On 13th October 2014, Ms Clarence entered pleas of guilty to the manslaughter of the three children – twins Ben and Max aged 3, and Olivia, aged 4). The prosecution will not seek a trial on the charges of murder, and the matter was therefore adjourned for sentence.
The three children all had type 2 spinal muscular atrophy (see here for the NHS fact sheet on it). – “killed her three-year-old twin sons Ben and Max and daughter Olivia, aged four, because she was depressed and wanted to end their suffering.”
More details will no doubt emerge at the sentencing hearing, but “The prosecution said Mrs Clarence killed her three-year-old twin sons Ben and Max and daughter Olivia, aged four, because she was depressed and wanted to end their suffering.” Apparently, “Mrs Clarence could “see not hope for the future” and could no longer cope with caring for her children.”
We will get an fact sheet on murder/manslaughter up at some point (promise), but in this case the defendant stated that “This offending did occur whilst Mrs Clarence was suffering from an abnormality of the mind.
“She was manifesting stress throughout the life of the children by their suffering and caring for three children with this condition was exhausting, distressing, debilitating and turned out to be overwhelming.” After killing her children, Ms Clarence tried to kill herself.
The Prosecution would have accepted that there was an abnormality of mind that substantially diminished Ms Clarence’s capacity, and hence accepted the plea to manslaughter.
What will the sentence be?
Sentencing for manslaughter has the widest range for any criminal offence. Whilst sentences have been on the rise in recent years (in accordance with all offences), the sentence here will depend on the psychiatric evidence and whether it can be dealt with by a Hospital Order, or whether there will be some form of prison sentence.
It is an exceptionally difficult sentencing exercise for the Judge. Whilst there needs to be a recognition that three children died, clearly this is a hugely tragic event for all concerned.
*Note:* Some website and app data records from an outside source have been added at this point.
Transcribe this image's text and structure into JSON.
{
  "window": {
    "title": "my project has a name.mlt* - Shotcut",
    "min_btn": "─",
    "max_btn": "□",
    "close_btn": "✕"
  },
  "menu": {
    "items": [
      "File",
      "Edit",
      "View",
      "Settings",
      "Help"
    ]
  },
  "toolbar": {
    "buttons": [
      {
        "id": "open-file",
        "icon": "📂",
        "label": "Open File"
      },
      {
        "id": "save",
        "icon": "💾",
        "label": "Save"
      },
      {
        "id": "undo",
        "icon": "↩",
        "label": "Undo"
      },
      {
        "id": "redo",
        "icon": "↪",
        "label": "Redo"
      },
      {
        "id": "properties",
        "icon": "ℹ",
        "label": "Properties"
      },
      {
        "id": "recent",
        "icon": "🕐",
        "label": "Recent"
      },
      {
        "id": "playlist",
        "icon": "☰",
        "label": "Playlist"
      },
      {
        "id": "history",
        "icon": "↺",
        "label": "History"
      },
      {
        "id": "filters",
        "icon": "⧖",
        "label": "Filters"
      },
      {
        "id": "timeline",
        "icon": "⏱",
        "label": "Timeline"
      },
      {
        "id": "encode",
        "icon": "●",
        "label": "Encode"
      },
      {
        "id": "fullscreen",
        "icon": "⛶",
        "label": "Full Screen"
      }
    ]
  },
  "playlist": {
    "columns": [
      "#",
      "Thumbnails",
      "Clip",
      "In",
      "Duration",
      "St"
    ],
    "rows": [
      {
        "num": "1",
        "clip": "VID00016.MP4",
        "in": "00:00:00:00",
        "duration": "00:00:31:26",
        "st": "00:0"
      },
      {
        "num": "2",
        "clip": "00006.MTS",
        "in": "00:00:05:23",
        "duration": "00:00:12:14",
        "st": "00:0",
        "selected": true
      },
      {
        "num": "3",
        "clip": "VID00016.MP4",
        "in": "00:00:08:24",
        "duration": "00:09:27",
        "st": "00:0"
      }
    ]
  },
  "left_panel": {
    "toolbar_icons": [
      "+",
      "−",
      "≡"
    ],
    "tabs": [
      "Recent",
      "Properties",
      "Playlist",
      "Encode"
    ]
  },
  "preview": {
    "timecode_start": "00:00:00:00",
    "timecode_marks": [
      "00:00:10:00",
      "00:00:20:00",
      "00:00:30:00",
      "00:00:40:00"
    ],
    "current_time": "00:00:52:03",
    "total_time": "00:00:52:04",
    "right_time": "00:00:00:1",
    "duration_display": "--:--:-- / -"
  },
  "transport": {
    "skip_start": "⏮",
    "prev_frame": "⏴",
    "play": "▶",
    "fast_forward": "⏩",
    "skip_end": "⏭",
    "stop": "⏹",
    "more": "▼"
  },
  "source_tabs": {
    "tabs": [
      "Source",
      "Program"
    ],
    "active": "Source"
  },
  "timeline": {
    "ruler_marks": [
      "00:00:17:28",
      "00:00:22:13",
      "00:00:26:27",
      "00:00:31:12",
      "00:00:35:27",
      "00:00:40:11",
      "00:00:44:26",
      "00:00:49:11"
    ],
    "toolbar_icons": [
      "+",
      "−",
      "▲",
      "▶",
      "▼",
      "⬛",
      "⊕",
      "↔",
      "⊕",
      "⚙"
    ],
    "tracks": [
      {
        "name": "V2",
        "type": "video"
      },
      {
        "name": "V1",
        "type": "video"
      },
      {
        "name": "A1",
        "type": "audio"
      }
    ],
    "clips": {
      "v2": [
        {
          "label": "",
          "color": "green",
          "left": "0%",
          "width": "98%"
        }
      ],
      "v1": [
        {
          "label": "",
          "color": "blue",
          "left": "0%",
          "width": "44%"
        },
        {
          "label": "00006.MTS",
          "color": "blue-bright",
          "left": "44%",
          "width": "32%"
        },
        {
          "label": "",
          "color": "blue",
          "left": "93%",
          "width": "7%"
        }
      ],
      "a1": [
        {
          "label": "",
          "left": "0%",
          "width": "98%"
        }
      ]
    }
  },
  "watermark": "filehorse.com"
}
People often scoff, or get offended, when the term an ‘act of love’ is used when a mother or father kills their offspring, but it may be that it goes some way to explaining the circumstances (to the extent that it can ever be explained) behind the headlines.
Parents killing their children is obviously an incredibly rare event (though proportionately less rare) fortunately, and we would suggest that deterrence plays no part in the sentencing here.